▶ _TASK TO CARRY OUT_: All records below are to be repeated exactly, with the pictures left out.

▶ _AVAILABLE RECORDS_:
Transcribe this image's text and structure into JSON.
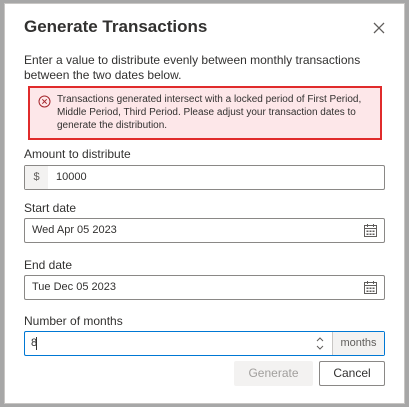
{
  "dialog": {
    "title": "Generate Transactions",
    "description": "Enter a value to distribute evenly between monthly transactions between the two dates below.",
    "error_message": "Transactions generated intersect with a locked period of First Period, Middle Period, Third Period. Please adjust your transaction dates to generate the distribution.",
    "amount": {
      "label": "Amount to distribute",
      "prefix": "$",
      "value": "10000"
    },
    "start_date": {
      "label": "Start date",
      "value": "Wed Apr 05 2023"
    },
    "end_date": {
      "label": "End date",
      "value": "Tue Dec 05 2023"
    },
    "months": {
      "label": "Number of months",
      "value": "8",
      "suffix": "months"
    },
    "buttons": {
      "generate": "Generate",
      "cancel": "Cancel"
    }
  },
  "icons": {
    "close": "close-icon",
    "error": "error-circle-icon",
    "calendar": "calendar-icon",
    "spinner": "spinner-arrows-icon"
  },
  "colors": {
    "error_border": "#e02b2b",
    "error_background": "#fde7e9",
    "focus_border": "#0078d4"
  }
}
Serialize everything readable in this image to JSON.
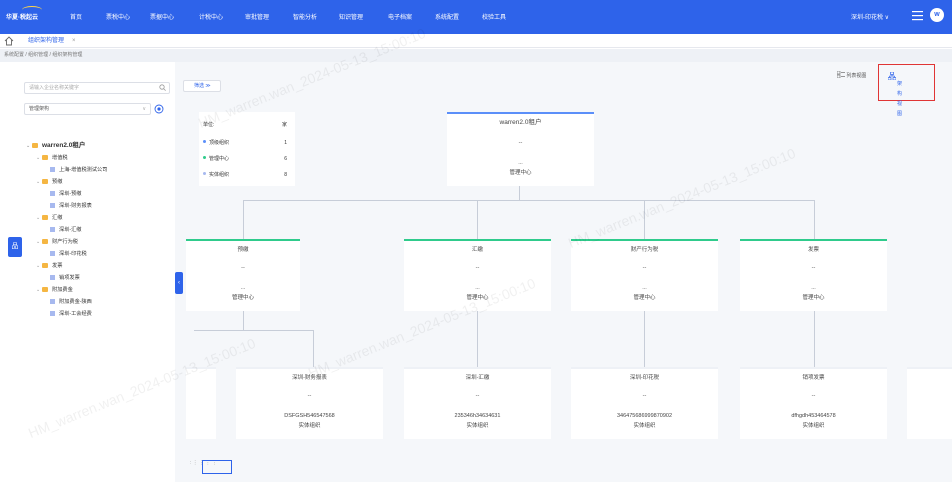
{
  "header": {
    "logo_text": "华夏·税起云",
    "nav": [
      "首页",
      "票税中心",
      "票据中心",
      "计税中心",
      "审批管理",
      "智能分析",
      "知识管理",
      "电子档案",
      "系统配置",
      "校验工具"
    ],
    "org_select": "深圳-印花税",
    "org_caret": "∨",
    "avatar_letter": "w"
  },
  "tabs": [
    {
      "label": "组织架构管理",
      "close": "×"
    }
  ],
  "breadcrumb": "系统配置 / 组织管理 / 组织架构管理",
  "sidebar": {
    "search_placeholder": "请输入企业名称关键字",
    "select_value": "管理架构",
    "select_caret": "∨",
    "tree": [
      {
        "label": "warren2.0租户",
        "level": 0,
        "type": "folder",
        "caret": "⌄"
      },
      {
        "label": "增值税",
        "level": 1,
        "type": "folder",
        "caret": "⌄"
      },
      {
        "label": "上海-增值税测试公司",
        "level": 2,
        "type": "leaf"
      },
      {
        "label": "预缴",
        "level": 1,
        "type": "folder",
        "caret": "⌄"
      },
      {
        "label": "深圳-预缴",
        "level": 2,
        "type": "leaf"
      },
      {
        "label": "深圳-财务报表",
        "level": 2,
        "type": "leaf"
      },
      {
        "label": "汇缴",
        "level": 1,
        "type": "folder",
        "caret": "⌄"
      },
      {
        "label": "深圳-汇缴",
        "level": 2,
        "type": "leaf"
      },
      {
        "label": "财产行为税",
        "level": 1,
        "type": "folder",
        "caret": "⌄"
      },
      {
        "label": "深圳-印花税",
        "level": 2,
        "type": "leaf"
      },
      {
        "label": "发票",
        "level": 1,
        "type": "folder",
        "caret": "⌄"
      },
      {
        "label": "销项发票",
        "level": 2,
        "type": "leaf"
      },
      {
        "label": "附加费金",
        "level": 1,
        "type": "folder",
        "caret": "⌄"
      },
      {
        "label": "附加费金-陕西",
        "level": 2,
        "type": "leaf"
      },
      {
        "label": "深圳-工会经费",
        "level": 2,
        "type": "leaf"
      }
    ],
    "side_tab_label": "品",
    "collapse_label": "‹"
  },
  "toolbar": {
    "filter_label": "筛选 ≫",
    "list_view_label": "列表视图",
    "arch_view_label": "架构视图"
  },
  "legend": {
    "header_unit": "单位:",
    "header_unit_value": "家",
    "rows": [
      {
        "label": "顶级组织",
        "value": "1",
        "color": "#5b8ff9"
      },
      {
        "label": "管理中心",
        "value": "6",
        "color": "#2fcb8c"
      },
      {
        "label": "实体组织",
        "value": "8",
        "color": "#a7b9ef"
      }
    ]
  },
  "org_chart": {
    "root": {
      "title": "warren2.0租户",
      "line1": "--",
      "line2": "...",
      "type": "管理中心"
    },
    "level1": [
      {
        "title": "预缴",
        "line1": "--",
        "line2": "...",
        "type": "管理中心"
      },
      {
        "title": "汇缴",
        "line1": "--",
        "line2": "...",
        "type": "管理中心"
      },
      {
        "title": "财产行为税",
        "line1": "--",
        "line2": "...",
        "type": "管理中心"
      },
      {
        "title": "发票",
        "line1": "--",
        "line2": "...",
        "type": "管理中心"
      }
    ],
    "level2": [
      {
        "title": "深圳-财务报表",
        "line1": "--",
        "code": "DSFGSH546547568",
        "type": "实体组织"
      },
      {
        "title": "深圳-汇缴",
        "line1": "--",
        "code": "235346h34634631",
        "type": "实体组织"
      },
      {
        "title": "深圳-印花税",
        "line1": "--",
        "code": "346475686999870902",
        "type": "实体组织"
      },
      {
        "title": "销项发票",
        "line1": "--",
        "code": "dfhgdh453464578",
        "type": "实体组织"
      }
    ]
  },
  "minimap_label": ":  ⋮  ⋮  ⋮  ⋮",
  "watermark": "HM_warren.wan_2024-05-13_15:00:10",
  "colors": {
    "primary": "#2e63ea",
    "highlight_border": "#e03535",
    "mgmt_top": "#2fcb8c",
    "root_top": "#5b8ff9"
  }
}
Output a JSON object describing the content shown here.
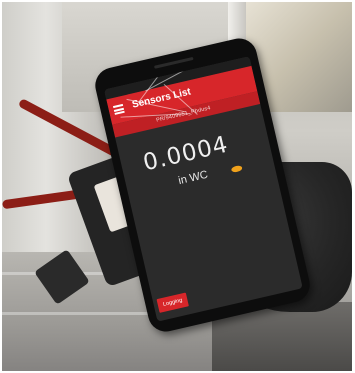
{
  "app": {
    "title": "Sensors List",
    "device_id": "PR/9409651_Pbdus4",
    "reading": "0.0004",
    "unit": "in WC",
    "logging_button": "Logging"
  },
  "colors": {
    "app_bar": "#d7262a",
    "screen_bg": "#2b2b2b",
    "indicator": "#f0a21c"
  },
  "icons": [
    "menu-icon",
    "status-indicator-icon"
  ]
}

▶ _EXERCISE ANSWER_:
Transcribe this image's text and structure into JSON.
{
  "dialog": {
    "title": "Generate Transactions",
    "description": "Enter a value to distribute evenly between monthly transactions between the two dates below.",
    "error_message": "Transactions generated intersect with a locked period of First Period, Middle Period, Third Period. Please adjust your transaction dates to generate the distribution.",
    "amount": {
      "label": "Amount to distribute",
      "prefix": "$",
      "value": "10000"
    },
    "start_date": {
      "label": "Start date",
      "value": "Wed Apr 05 2023"
    },
    "end_date": {
      "label": "End date",
      "value": "Tue Dec 05 2023"
    },
    "months": {
      "label": "Number of months",
      "value": "8",
      "suffix": "months"
    },
    "buttons": {
      "generate": "Generate",
      "cancel": "Cancel"
    }
  },
  "icons": {
    "close": "close-icon",
    "error": "error-circle-icon",
    "calendar": "calendar-icon",
    "spinner": "spinner-arrows-icon"
  },
  "colors": {
    "error_border": "#e02b2b",
    "error_background": "#fde7e9",
    "focus_border": "#0078d4"
  }
}
Serialize everything readable in this image to JSON.
{
  "header": {
    "logo_text": "华夏·税起云",
    "nav": [
      "首页",
      "票税中心",
      "票据中心",
      "计税中心",
      "审批管理",
      "智能分析",
      "知识管理",
      "电子档案",
      "系统配置",
      "校验工具"
    ],
    "org_select": "深圳-印花税",
    "org_caret": "∨",
    "avatar_letter": "w"
  },
  "tabs": [
    {
      "label": "组织架构管理",
      "close": "×"
    }
  ],
  "breadcrumb": "系统配置 / 组织管理 / 组织架构管理",
  "sidebar": {
    "search_placeholder": "请输入企业名称关键字",
    "select_value": "管理架构",
    "select_caret": "∨",
    "tree": [
      {
        "label": "warren2.0租户",
        "level": 0,
        "type": "folder",
        "caret": "⌄"
      },
      {
        "label": "增值税",
        "level": 1,
        "type": "folder",
        "caret": "⌄"
      },
      {
        "label": "上海-增值税测试公司",
        "level": 2,
        "type": "leaf"
      },
      {
        "label": "预缴",
        "level": 1,
        "type": "folder",
        "caret": "⌄"
      },
      {
        "label": "深圳-预缴",
        "level": 2,
        "type": "leaf"
      },
      {
        "label": "深圳-财务报表",
        "level": 2,
        "type": "leaf"
      },
      {
        "label": "汇缴",
        "level": 1,
        "type": "folder",
        "caret": "⌄"
      },
      {
        "label": "深圳-汇缴",
        "level": 2,
        "type": "leaf"
      },
      {
        "label": "财产行为税",
        "level": 1,
        "type": "folder",
        "caret": "⌄"
      },
      {
        "label": "深圳-印花税",
        "level": 2,
        "type": "leaf"
      },
      {
        "label": "发票",
        "level": 1,
        "type": "folder",
        "caret": "⌄"
      },
      {
        "label": "销项发票",
        "level": 2,
        "type": "leaf"
      },
      {
        "label": "附加费金",
        "level": 1,
        "type": "folder",
        "caret": "⌄"
      },
      {
        "label": "附加费金-陕西",
        "level": 2,
        "type": "leaf"
      },
      {
        "label": "深圳-工会经费",
        "level": 2,
        "type": "leaf"
      }
    ],
    "side_tab_label": "品",
    "collapse_label": "‹"
  },
  "toolbar": {
    "filter_label": "筛选 ≫",
    "list_view_label": "列表视图",
    "arch_view_label": "架构视图"
  },
  "legend": {
    "header_unit": "单位:",
    "header_unit_value": "家",
    "rows": [
      {
        "label": "顶级组织",
        "value": "1",
        "color": "#5b8ff9"
      },
      {
        "label": "管理中心",
        "value": "6",
        "color": "#2fcb8c"
      },
      {
        "label": "实体组织",
        "value": "8",
        "color": "#a7b9ef"
      }
    ]
  },
  "org_chart": {
    "root": {
      "title": "warren2.0租户",
      "line1": "--",
      "line2": "...",
      "type": "管理中心"
    },
    "level1": [
      {
        "title": "预缴",
        "line1": "--",
        "line2": "...",
        "type": "管理中心"
      },
      {
        "title": "汇缴",
        "line1": "--",
        "line2": "...",
        "type": "管理中心"
      },
      {
        "title": "财产行为税",
        "line1": "--",
        "line2": "...",
        "type": "管理中心"
      },
      {
        "title": "发票",
        "line1": "--",
        "line2": "...",
        "type": "管理中心"
      }
    ],
    "level2": [
      {
        "title": "深圳-财务报表",
        "line1": "--",
        "code": "DSFGSH546547568",
        "type": "实体组织"
      },
      {
        "title": "深圳-汇缴",
        "line1": "--",
        "code": "235346h34634631",
        "type": "实体组织"
      },
      {
        "title": "深圳-印花税",
        "line1": "--",
        "code": "346475686999870902",
        "type": "实体组织"
      },
      {
        "title": "销项发票",
        "line1": "--",
        "code": "dfhgdh453464578",
        "type": "实体组织"
      }
    ]
  },
  "minimap_label": ":  ⋮  ⋮  ⋮  ⋮",
  "watermark": "HM_warren.wan_2024-05-13_15:00:10",
  "colors": {
    "primary": "#2e63ea",
    "highlight_border": "#e03535",
    "mgmt_top": "#2fcb8c",
    "root_top": "#5b8ff9"
  }
}
Output a JSON object describing the content shown here.
{
  "app": {
    "title": "Sensors List",
    "device_id": "PR/9409651_Pbdus4",
    "reading": "0.0004",
    "unit": "in WC",
    "logging_button": "Logging"
  },
  "colors": {
    "app_bar": "#d7262a",
    "screen_bg": "#2b2b2b",
    "indicator": "#f0a21c"
  },
  "icons": [
    "menu-icon",
    "status-indicator-icon"
  ]
}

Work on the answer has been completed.